RECORDS SUPPLIED =

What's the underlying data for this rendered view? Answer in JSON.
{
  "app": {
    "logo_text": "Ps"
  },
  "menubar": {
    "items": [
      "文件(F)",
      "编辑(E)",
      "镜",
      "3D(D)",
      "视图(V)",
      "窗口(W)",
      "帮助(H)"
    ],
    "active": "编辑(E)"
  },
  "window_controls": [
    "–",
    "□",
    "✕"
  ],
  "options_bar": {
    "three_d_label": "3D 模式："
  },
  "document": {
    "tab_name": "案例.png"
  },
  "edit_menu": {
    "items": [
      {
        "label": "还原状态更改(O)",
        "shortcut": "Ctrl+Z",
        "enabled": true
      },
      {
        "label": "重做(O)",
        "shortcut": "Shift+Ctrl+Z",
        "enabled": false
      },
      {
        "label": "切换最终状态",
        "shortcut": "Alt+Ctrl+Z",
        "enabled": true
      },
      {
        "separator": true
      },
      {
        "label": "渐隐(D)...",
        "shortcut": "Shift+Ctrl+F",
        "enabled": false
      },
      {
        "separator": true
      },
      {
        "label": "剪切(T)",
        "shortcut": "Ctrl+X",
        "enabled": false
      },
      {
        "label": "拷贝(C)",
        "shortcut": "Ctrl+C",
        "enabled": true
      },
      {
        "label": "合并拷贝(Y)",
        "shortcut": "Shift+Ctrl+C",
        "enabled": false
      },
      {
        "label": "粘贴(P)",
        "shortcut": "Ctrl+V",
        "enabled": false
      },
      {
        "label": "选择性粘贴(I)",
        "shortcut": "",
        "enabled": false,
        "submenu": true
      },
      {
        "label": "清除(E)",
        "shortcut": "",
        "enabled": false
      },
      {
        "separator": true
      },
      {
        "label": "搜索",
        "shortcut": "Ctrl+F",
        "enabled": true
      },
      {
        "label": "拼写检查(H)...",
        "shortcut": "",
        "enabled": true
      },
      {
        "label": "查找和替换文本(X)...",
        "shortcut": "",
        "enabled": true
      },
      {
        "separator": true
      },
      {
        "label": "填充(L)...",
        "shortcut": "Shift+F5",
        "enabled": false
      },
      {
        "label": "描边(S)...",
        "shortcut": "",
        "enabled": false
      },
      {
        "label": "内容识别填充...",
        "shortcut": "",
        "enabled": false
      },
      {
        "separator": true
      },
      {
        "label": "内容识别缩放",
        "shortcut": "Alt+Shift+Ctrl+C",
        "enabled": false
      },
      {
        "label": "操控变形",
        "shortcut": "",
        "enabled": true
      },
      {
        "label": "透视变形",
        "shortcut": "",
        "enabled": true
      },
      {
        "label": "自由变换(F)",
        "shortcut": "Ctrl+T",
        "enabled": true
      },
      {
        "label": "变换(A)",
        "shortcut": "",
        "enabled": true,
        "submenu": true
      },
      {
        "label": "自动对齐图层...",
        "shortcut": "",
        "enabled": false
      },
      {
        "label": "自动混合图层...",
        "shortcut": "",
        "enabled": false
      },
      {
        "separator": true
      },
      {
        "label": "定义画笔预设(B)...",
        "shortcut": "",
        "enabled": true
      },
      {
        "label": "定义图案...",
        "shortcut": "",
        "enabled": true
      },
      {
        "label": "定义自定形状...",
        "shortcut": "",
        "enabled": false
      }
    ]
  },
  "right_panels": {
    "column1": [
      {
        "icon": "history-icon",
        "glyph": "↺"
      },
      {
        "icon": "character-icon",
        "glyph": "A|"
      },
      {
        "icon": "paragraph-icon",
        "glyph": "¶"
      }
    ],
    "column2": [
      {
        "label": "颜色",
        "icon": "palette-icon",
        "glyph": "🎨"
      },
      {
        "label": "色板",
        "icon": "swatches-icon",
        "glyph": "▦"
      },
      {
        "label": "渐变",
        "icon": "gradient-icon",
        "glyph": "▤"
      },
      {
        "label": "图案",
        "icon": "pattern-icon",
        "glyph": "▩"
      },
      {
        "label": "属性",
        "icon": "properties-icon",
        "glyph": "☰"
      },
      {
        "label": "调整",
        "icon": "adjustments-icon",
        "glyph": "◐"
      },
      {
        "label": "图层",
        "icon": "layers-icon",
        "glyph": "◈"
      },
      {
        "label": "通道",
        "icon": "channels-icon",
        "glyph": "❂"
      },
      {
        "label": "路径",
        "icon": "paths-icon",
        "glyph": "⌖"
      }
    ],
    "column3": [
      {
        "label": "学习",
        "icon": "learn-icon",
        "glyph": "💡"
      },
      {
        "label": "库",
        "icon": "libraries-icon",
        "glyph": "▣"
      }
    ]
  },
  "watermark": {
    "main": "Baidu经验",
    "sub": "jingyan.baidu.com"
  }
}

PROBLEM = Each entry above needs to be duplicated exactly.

WRITTEN SOLUTION =
What's the underlying data for this rendered view? Answer in JSON.
{
  "app": {
    "logo_text": "Ps"
  },
  "menubar": {
    "items": [
      "文件(F)",
      "编辑(E)",
      "镜",
      "3D(D)",
      "视图(V)",
      "窗口(W)",
      "帮助(H)"
    ],
    "active": "编辑(E)"
  },
  "window_controls": [
    "–",
    "□",
    "✕"
  ],
  "options_bar": {
    "three_d_label": "3D 模式："
  },
  "document": {
    "tab_name": "案例.png"
  },
  "edit_menu": {
    "items": [
      {
        "label": "还原状态更改(O)",
        "shortcut": "Ctrl+Z",
        "enabled": true
      },
      {
        "label": "重做(O)",
        "shortcut": "Shift+Ctrl+Z",
        "enabled": false
      },
      {
        "label": "切换最终状态",
        "shortcut": "Alt+Ctrl+Z",
        "enabled": true
      },
      {
        "separator": true
      },
      {
        "label": "渐隐(D)...",
        "shortcut": "Shift+Ctrl+F",
        "enabled": false
      },
      {
        "separator": true
      },
      {
        "label": "剪切(T)",
        "shortcut": "Ctrl+X",
        "enabled": false
      },
      {
        "label": "拷贝(C)",
        "shortcut": "Ctrl+C",
        "enabled": true
      },
      {
        "label": "合并拷贝(Y)",
        "shortcut": "Shift+Ctrl+C",
        "enabled": false
      },
      {
        "label": "粘贴(P)",
        "shortcut": "Ctrl+V",
        "enabled": false
      },
      {
        "label": "选择性粘贴(I)",
        "shortcut": "",
        "enabled": false,
        "submenu": true
      },
      {
        "label": "清除(E)",
        "shortcut": "",
        "enabled": false
      },
      {
        "separator": true
      },
      {
        "label": "搜索",
        "shortcut": "Ctrl+F",
        "enabled": true
      },
      {
        "label": "拼写检查(H)...",
        "shortcut": "",
        "enabled": true
      },
      {
        "label": "查找和替换文本(X)...",
        "shortcut": "",
        "enabled": true
      },
      {
        "separator": true
      },
      {
        "label": "填充(L)...",
        "shortcut": "Shift+F5",
        "enabled": false
      },
      {
        "label": "描边(S)...",
        "shortcut": "",
        "enabled": false
      },
      {
        "label": "内容识别填充...",
        "shortcut": "",
        "enabled": false
      },
      {
        "separator": true
      },
      {
        "label": "内容识别缩放",
        "shortcut": "Alt+Shift+Ctrl+C",
        "enabled": false
      },
      {
        "label": "操控变形",
        "shortcut": "",
        "enabled": true
      },
      {
        "label": "透视变形",
        "shortcut": "",
        "enabled": true
      },
      {
        "label": "自由变换(F)",
        "shortcut": "Ctrl+T",
        "enabled": true
      },
      {
        "label": "变换(A)",
        "shortcut": "",
        "enabled": true,
        "submenu": true
      },
      {
        "label": "自动对齐图层...",
        "shortcut": "",
        "enabled": false
      },
      {
        "label": "自动混合图层...",
        "shortcut": "",
        "enabled": false
      },
      {
        "separator": true
      },
      {
        "label": "定义画笔预设(B)...",
        "shortcut": "",
        "enabled": true
      },
      {
        "label": "定义图案...",
        "shortcut": "",
        "enabled": true
      },
      {
        "label": "定义自定形状...",
        "shortcut": "",
        "enabled": false
      }
    ]
  },
  "right_panels": {
    "column1": [
      {
        "icon": "history-icon",
        "glyph": "↺"
      },
      {
        "icon": "character-icon",
        "glyph": "A|"
      },
      {
        "icon": "paragraph-icon",
        "glyph": "¶"
      }
    ],
    "column2": [
      {
        "label": "颜色",
        "icon": "palette-icon",
        "glyph": "🎨"
      },
      {
        "label": "色板",
        "icon": "swatches-icon",
        "glyph": "▦"
      },
      {
        "label": "渐变",
        "icon": "gradient-icon",
        "glyph": "▤"
      },
      {
        "label": "图案",
        "icon": "pattern-icon",
        "glyph": "▩"
      },
      {
        "label": "属性",
        "icon": "properties-icon",
        "glyph": "☰"
      },
      {
        "label": "调整",
        "icon": "adjustments-icon",
        "glyph": "◐"
      },
      {
        "label": "图层",
        "icon": "layers-icon",
        "glyph": "◈"
      },
      {
        "label": "通道",
        "icon": "channels-icon",
        "glyph": "❂"
      },
      {
        "label": "路径",
        "icon": "paths-icon",
        "glyph": "⌖"
      }
    ],
    "column3": [
      {
        "label": "学习",
        "icon": "learn-icon",
        "glyph": "💡"
      },
      {
        "label": "库",
        "icon": "libraries-icon",
        "glyph": "▣"
      }
    ]
  },
  "watermark": {
    "main": "Baidu经验",
    "sub": "jingyan.baidu.com"
  }
}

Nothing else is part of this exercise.